Plumose aster (Symphyotrichum plumosum) is endemic to Florida and found only in a small 8-county cluster of counties in central north Florida in and around Torreya State Park and the Apalachicola National Forest. In this region, it can be common in well-drained upland habitats. These photos were taken in a sandhill ridge at Torreya State Park.It is very close in appearance and growth form to the widely distributed eastern silver aster (S. concolor), but is clearly distinguished from it by its noticeably recurved phyllaries. These are easily seen in the photos above.
This perennial wildflower has narrow, linear basal leaves covered by silvery silky hairs. The leaves are appressed to the stems. Mature plants reach a height of 2-3 feet by fall. Numerous flower heads are formed at the tips of the stems. Individual flowers are present for at least a month until late fall. Each is composed of many cornflower blue ray petals surrounding a central disc that is white. All true asters are favored by a wide variety of pollinating insects and this is no exception.

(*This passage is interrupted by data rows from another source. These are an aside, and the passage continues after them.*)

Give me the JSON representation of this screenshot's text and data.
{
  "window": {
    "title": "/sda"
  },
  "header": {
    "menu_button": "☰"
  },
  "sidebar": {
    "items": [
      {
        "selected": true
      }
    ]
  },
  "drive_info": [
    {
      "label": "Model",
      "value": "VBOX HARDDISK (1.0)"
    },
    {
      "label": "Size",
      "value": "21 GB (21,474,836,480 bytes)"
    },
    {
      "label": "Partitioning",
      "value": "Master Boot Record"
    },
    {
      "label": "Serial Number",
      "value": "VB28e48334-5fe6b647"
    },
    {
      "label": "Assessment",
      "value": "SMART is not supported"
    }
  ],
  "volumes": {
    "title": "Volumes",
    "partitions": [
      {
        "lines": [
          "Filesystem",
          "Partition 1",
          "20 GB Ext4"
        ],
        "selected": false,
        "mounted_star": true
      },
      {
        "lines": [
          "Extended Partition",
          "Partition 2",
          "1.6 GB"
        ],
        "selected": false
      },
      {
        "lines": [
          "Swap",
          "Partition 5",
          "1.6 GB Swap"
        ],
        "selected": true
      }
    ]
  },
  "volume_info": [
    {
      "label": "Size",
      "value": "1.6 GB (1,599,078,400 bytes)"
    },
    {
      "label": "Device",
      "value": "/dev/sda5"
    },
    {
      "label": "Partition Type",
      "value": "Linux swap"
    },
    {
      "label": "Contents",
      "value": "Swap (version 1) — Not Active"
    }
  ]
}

Little seems to be written about plumose aster, perhaps because it has often been confused with eastern silver aster. It is a species I would dearly love to experiment with here at Hawthorn Hill and I hope to get seed to do that later this fall. I suspect that it has similar growing requirements to eastern silver aster which has done well here - well-drained soils and full sun. As I add more asters to my landscape/nursery each year, this species seems to deserve attention and to be made available to native plant gardeners.